For Immediate Release:
Wednesday, July 29, 2020
School Nurses Reject Boston Public School’s “Hopscotch” Reopening Plan
Nurses demand safe and equitable school reopening, warning current COVID-19 safeguards are insufficient for protecting BPS students, staff
BOSTON — Today, over 100 Boston Teachers Union (BTU) members, including nurses and educators, joined a sit-in protest at City Hall Plaza to demand Boston Mayor Marty Walsh, Boston Public Schools (BPS) Superintendent Dr. Brenda Cassellius, and city leaders safely and equitably reopen schools for in-person instruction with verifiable assurance that proper COVID-19 safeguards and facilities upgrades are in place. The nurses are also demanding “a seat at the table” to give meaningful feedback and input into reopening plans and decisions.
“No students or staff should be asked to risk their lives or their loved ones by going back in person 一 not even under a hybrid plan 一 until all possible health and safety precautions are addressed and verified,” said BTU President Jessica Tang. “The District should work with educators, especially our school nurses, to plan and prepare for a reopening that is safe, equitable and healthy for everyone.”
The draft reopening plans provided by BPS do not meet the standards necessary to ensure the safety of Boston school facilities, adequate staffing and supplies, and comprehensive guidance for families and school personnel regarding COVID-19. Reopening plans must be guided by health and safety considerations and led by health care experts.
“Overall, the district must be transparent in all aspects of assessing and planning for safety in the schools,” said Jonathan Haines, BTU member and nurse at McKinley Middle School. “How can families decide whether or not to send their children to school, if they don’t even know how it’s being cleaned?”
More than 100 Boston Teachers Union nurses are responsible for the health and safety of all 55,000+ BPS students. These health care professionals were left out of the reopening plan’s creation process, and are fighting for safer physical conditions in our schools.
“We want to see our students, but we want to do it with proper safety procedures in place,” said Marta Bausemer, BTU member and nurse at Boston Green Academy. “That means rapid testing, a solid plan for when infections inevitably happen, and training for all educators to slow the spread, among others.”
The BTU Nurses have identified five demands in order for students to return to school safely:
- Policies consistent with Safe Nursing Practice must be reviewed and approved by our nurses.
- Rapid testing must be in place for quick identification of COVID-19 in our school communities.
- Sufficient PPE supplies, including fitted N95 masks for nurses and appropriate protective gear for all educators who need them must be obtained and supplied in adequate quantities by the district.
- There should be adequate ventilation in all areas; cleaning and sanitizing policies must be strictly enforced; there must be isolation rooms and safe waiting areas near health offices, working sinks in all health offices, soap and paper towels in all bathrooms, working windows, and safe drinking water. Air quality and ventilation assessments must be done and the results must be made public.

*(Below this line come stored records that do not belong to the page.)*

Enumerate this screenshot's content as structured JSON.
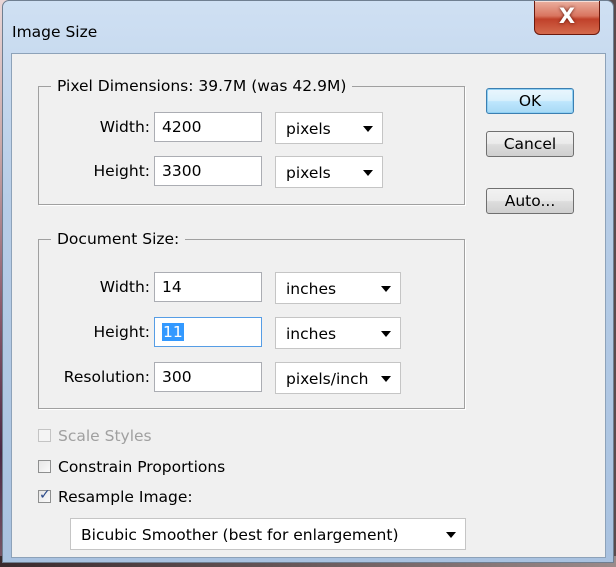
{
  "dialog": {
    "title": "Image Size",
    "close_glyph": "X"
  },
  "pixel_dimensions": {
    "legend": "Pixel Dimensions:  39.7M (was 42.9M)",
    "width_label": "Width:",
    "width_value": "4200",
    "width_unit": "pixels",
    "height_label": "Height:",
    "height_value": "3300",
    "height_unit": "pixels"
  },
  "document_size": {
    "legend": "Document Size:",
    "width_label": "Width:",
    "width_value": "14",
    "width_unit": "inches",
    "height_label": "Height:",
    "height_value": "11",
    "height_unit": "inches",
    "resolution_label": "Resolution:",
    "resolution_value": "300",
    "resolution_unit": "pixels/inch"
  },
  "buttons": {
    "ok": "OK",
    "cancel": "Cancel",
    "auto": "Auto..."
  },
  "options": {
    "scale_styles": {
      "label": "Scale Styles",
      "checked": false,
      "enabled": false
    },
    "constrain_proportions": {
      "label": "Constrain Proportions",
      "checked": false,
      "enabled": true
    },
    "resample_image": {
      "label": "Resample Image:",
      "checked": true,
      "enabled": true
    },
    "resample_method": "Bicubic Smoother (best for enlargement)"
  },
  "icons": {
    "dropdown_arrow": "chevron-down-icon",
    "close": "close-icon",
    "checkmark": "checkmark-icon"
  },
  "colors": {
    "title_bar": "#b7cde7",
    "close_button": "#c0412a",
    "dialog_face": "#f0f0f0",
    "selection": "#3399ff",
    "default_button_border": "#3c7fb1"
  }
}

- Increase the number of substitute nurses and teachers, hire more psychologists, social workers, custodians, and other staff in order to support all students and to implement all safety protocols.
About the Boston Teachers Union
The Boston Teachers Union proudly represents more than 10,000 teachers and other professionals including school nurses, psychologists, guidance counselors, paraprofessionals, and substitute teachers. Together, we advocate for the interests of students, parents and education professionals throughout Boston. We support investment in public education to ensure a stronger future for our students and our city. As a union of educators, we are part of a movement that seeks to improve the quality of life for all working people. We are united against all forms of prejudice and bigotry that would seek to devalue the lives or liberties of our students, families or colleagues.